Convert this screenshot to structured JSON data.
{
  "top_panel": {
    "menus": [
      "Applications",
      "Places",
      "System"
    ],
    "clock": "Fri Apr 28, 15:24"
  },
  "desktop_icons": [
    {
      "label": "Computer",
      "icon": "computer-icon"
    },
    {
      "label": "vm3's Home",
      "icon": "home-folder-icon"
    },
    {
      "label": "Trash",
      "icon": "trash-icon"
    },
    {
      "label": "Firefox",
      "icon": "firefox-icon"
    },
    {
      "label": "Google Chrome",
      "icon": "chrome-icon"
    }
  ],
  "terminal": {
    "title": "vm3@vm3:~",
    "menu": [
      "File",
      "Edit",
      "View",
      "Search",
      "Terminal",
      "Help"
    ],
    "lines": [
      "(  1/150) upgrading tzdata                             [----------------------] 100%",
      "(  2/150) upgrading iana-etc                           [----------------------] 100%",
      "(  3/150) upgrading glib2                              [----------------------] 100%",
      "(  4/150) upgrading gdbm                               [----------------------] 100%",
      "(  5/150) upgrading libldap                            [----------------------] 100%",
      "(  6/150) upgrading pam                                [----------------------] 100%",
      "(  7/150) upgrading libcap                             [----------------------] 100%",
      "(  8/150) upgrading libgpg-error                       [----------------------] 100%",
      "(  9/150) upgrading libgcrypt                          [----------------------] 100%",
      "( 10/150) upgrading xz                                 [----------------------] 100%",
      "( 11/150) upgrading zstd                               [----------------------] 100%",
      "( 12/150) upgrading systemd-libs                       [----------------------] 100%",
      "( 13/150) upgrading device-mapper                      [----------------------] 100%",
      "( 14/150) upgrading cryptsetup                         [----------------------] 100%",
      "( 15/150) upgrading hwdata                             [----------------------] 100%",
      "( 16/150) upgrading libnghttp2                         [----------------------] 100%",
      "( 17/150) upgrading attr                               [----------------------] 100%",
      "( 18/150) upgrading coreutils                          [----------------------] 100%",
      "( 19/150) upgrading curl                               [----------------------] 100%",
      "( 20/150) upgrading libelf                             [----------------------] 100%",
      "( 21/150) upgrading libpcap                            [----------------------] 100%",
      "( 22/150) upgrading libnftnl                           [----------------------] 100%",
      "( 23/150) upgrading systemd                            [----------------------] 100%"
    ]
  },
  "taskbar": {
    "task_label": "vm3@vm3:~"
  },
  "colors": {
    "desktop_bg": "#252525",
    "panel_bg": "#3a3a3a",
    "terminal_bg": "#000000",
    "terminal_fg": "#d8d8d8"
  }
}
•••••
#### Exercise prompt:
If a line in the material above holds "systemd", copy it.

#### Answer box:
      "( 12/150) upgrading systemd-libs                       [----------------------] 100%",
      "( 23/150) upgrading systemd                            [----------------------] 100%"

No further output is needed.